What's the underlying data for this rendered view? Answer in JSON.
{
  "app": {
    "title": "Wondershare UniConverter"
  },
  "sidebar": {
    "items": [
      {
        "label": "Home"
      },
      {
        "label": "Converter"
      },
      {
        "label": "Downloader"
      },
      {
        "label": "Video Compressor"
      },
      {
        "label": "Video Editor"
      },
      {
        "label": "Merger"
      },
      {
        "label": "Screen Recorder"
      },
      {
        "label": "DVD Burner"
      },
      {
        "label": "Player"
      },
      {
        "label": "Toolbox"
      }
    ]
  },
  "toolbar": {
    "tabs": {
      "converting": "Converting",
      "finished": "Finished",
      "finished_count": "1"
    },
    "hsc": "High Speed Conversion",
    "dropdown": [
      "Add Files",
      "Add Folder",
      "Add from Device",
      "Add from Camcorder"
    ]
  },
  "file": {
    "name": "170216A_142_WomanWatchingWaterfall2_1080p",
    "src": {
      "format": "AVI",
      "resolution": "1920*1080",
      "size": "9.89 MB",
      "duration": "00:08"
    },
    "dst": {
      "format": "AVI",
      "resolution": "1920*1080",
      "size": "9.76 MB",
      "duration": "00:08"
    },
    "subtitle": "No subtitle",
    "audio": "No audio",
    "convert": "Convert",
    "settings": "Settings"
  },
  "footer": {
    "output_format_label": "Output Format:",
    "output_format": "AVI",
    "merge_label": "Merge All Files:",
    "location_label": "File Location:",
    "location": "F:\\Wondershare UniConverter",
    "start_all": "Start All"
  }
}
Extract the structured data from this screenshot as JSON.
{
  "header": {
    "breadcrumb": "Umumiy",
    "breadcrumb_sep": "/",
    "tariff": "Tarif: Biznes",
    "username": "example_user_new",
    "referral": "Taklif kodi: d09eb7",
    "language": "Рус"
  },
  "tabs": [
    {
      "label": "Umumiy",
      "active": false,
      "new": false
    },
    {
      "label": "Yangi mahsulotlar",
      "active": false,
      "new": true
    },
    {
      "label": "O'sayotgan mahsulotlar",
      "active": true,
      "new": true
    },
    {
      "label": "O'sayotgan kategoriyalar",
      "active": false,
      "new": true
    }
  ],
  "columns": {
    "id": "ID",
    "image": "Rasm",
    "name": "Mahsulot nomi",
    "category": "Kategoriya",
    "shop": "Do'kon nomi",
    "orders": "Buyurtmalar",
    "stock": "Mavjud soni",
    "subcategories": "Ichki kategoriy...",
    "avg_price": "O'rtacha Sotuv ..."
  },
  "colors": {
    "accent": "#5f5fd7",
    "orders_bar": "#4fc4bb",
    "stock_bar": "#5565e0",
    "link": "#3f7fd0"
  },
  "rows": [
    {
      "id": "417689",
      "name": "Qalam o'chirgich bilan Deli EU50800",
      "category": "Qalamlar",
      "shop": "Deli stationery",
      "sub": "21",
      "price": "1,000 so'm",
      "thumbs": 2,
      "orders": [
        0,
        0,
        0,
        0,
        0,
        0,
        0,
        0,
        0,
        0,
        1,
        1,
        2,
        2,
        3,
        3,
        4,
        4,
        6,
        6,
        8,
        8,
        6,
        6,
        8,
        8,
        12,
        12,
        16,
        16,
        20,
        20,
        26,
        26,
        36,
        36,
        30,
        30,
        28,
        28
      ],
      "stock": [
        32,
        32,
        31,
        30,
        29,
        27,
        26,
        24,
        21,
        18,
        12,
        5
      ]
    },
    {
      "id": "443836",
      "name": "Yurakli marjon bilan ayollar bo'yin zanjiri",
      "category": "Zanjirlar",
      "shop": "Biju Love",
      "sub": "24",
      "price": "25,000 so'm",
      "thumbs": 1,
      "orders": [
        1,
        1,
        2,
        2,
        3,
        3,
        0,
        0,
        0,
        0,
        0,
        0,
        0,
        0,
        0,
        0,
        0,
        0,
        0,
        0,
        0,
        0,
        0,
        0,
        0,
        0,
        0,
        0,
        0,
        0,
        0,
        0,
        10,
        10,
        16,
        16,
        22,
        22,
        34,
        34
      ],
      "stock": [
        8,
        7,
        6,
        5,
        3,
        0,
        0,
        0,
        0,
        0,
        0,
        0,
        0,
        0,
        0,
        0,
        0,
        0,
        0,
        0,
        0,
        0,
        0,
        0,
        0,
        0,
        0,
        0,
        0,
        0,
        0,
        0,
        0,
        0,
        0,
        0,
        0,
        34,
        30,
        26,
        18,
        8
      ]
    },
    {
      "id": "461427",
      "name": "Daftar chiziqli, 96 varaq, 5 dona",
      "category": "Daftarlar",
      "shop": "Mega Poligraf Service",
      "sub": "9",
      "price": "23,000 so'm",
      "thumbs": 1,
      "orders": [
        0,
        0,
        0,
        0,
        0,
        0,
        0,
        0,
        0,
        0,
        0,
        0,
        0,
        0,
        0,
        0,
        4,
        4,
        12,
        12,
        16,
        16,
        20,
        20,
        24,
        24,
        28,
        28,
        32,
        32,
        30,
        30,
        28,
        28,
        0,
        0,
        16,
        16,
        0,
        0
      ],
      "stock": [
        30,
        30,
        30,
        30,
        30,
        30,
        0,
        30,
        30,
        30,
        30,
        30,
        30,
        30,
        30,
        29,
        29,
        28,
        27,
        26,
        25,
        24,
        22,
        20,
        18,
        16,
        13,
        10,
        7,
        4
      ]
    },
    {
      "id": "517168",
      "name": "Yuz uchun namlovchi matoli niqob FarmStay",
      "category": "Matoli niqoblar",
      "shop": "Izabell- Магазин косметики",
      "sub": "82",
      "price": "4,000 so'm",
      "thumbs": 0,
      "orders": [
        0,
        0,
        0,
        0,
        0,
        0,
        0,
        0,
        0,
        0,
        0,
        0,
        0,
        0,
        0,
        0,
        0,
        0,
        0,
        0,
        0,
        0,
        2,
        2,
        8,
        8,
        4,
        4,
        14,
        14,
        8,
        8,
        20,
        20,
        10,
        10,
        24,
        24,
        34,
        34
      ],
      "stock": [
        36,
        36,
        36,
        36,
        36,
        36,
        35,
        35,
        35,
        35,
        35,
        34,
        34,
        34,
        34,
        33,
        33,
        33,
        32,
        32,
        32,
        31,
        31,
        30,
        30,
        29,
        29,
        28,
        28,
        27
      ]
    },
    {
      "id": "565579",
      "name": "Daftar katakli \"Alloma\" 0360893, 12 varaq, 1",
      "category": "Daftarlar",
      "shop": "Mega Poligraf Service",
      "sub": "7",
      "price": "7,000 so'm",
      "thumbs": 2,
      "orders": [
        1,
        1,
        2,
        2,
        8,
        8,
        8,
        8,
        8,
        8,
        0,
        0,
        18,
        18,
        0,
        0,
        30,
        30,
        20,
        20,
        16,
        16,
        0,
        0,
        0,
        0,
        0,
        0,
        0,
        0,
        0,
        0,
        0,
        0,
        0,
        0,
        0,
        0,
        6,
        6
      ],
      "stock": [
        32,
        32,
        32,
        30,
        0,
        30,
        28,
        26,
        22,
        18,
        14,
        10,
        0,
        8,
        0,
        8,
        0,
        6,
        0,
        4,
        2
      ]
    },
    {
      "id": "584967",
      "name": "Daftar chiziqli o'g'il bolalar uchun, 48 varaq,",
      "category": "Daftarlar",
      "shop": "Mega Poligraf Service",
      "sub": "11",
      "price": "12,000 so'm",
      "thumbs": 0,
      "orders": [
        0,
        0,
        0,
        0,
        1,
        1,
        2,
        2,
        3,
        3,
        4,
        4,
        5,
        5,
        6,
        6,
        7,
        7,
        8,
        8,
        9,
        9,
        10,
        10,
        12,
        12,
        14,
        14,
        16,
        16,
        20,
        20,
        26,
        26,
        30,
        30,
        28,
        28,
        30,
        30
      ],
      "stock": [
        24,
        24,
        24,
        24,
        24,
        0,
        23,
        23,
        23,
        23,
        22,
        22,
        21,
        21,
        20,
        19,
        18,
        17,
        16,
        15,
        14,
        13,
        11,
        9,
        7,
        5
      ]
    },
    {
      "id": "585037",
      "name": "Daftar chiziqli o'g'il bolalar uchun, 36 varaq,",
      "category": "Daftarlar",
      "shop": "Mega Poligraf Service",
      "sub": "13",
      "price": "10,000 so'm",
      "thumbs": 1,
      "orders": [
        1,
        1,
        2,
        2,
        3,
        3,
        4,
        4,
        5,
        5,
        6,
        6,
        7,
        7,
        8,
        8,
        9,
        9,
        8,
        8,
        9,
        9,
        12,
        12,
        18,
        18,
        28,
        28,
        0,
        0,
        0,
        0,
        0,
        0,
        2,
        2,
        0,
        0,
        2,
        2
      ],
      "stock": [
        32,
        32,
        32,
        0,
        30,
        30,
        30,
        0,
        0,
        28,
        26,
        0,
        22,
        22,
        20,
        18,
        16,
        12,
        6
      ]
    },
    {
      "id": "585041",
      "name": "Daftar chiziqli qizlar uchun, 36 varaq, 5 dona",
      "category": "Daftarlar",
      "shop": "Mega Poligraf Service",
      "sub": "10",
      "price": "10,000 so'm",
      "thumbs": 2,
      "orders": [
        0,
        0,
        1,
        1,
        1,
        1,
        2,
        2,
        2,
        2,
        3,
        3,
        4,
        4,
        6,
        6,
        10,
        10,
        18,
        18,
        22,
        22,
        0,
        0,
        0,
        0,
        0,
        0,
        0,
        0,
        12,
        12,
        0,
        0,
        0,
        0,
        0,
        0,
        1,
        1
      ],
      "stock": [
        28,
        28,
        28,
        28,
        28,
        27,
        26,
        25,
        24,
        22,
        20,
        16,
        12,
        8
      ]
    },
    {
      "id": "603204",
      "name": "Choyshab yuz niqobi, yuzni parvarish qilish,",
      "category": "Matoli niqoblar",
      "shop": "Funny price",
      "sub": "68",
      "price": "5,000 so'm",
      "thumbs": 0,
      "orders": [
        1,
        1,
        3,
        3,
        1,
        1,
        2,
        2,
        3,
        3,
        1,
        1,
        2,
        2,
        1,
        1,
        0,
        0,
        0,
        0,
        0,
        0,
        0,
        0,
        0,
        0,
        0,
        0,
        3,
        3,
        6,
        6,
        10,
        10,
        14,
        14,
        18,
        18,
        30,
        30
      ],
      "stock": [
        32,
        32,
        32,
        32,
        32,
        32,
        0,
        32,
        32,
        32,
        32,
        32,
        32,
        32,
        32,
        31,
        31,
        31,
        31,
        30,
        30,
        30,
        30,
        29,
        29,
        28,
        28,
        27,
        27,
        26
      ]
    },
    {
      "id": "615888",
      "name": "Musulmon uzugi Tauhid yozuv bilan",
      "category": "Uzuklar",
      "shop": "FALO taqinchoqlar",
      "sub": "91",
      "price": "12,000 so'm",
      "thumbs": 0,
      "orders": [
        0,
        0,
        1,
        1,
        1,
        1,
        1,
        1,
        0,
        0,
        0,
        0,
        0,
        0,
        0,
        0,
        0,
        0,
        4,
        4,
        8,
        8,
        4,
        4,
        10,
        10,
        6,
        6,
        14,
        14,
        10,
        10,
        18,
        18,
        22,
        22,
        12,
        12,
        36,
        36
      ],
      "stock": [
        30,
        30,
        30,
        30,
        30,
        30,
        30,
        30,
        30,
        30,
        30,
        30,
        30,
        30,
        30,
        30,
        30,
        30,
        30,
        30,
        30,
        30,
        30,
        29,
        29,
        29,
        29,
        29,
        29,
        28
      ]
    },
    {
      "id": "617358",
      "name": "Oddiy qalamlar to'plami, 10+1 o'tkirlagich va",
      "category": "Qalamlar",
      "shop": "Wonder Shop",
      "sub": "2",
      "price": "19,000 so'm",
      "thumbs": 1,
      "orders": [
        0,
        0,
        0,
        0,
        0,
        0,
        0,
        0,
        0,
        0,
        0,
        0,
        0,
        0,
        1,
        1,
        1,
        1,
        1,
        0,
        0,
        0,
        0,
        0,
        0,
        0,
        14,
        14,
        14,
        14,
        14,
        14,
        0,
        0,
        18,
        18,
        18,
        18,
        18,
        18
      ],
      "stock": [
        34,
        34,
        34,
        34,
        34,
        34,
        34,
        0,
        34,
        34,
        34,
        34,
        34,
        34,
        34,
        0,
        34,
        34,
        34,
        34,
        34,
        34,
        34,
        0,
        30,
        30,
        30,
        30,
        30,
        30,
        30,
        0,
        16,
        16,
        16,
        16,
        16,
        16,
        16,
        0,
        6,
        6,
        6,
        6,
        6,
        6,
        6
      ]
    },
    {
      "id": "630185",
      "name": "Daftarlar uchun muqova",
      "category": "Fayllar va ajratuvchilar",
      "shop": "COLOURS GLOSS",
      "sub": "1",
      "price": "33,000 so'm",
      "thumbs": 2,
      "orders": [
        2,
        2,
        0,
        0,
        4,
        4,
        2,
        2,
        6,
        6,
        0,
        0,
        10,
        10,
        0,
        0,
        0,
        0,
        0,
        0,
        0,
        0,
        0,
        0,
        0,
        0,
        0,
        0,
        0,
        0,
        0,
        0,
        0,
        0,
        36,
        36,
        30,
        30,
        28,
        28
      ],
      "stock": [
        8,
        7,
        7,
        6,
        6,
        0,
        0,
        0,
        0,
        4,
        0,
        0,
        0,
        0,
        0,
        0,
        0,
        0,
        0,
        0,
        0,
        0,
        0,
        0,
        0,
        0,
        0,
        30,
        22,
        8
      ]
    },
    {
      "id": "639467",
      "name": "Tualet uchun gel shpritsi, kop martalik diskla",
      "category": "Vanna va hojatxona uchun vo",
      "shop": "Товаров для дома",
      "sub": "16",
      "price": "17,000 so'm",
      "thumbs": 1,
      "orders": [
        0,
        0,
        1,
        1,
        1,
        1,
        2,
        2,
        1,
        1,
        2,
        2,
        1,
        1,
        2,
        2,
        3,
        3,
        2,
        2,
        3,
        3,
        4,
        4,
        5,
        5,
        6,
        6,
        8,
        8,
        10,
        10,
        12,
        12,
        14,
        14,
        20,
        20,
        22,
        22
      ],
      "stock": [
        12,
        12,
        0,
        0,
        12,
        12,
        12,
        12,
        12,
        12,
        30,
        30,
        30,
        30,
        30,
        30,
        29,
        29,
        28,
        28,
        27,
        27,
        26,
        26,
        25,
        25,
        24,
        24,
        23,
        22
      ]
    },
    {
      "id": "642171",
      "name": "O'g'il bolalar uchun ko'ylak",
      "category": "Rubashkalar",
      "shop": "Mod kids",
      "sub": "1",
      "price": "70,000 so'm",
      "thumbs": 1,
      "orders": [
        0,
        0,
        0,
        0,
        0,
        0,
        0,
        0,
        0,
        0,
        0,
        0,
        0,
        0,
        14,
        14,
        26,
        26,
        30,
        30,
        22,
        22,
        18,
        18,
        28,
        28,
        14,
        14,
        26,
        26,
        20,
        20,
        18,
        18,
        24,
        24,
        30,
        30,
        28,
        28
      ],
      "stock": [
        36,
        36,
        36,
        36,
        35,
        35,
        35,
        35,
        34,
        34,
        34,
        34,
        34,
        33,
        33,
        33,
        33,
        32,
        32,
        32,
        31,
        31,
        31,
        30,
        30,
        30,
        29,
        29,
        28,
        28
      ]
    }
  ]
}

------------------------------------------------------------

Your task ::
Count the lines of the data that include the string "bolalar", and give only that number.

Task solution ::
3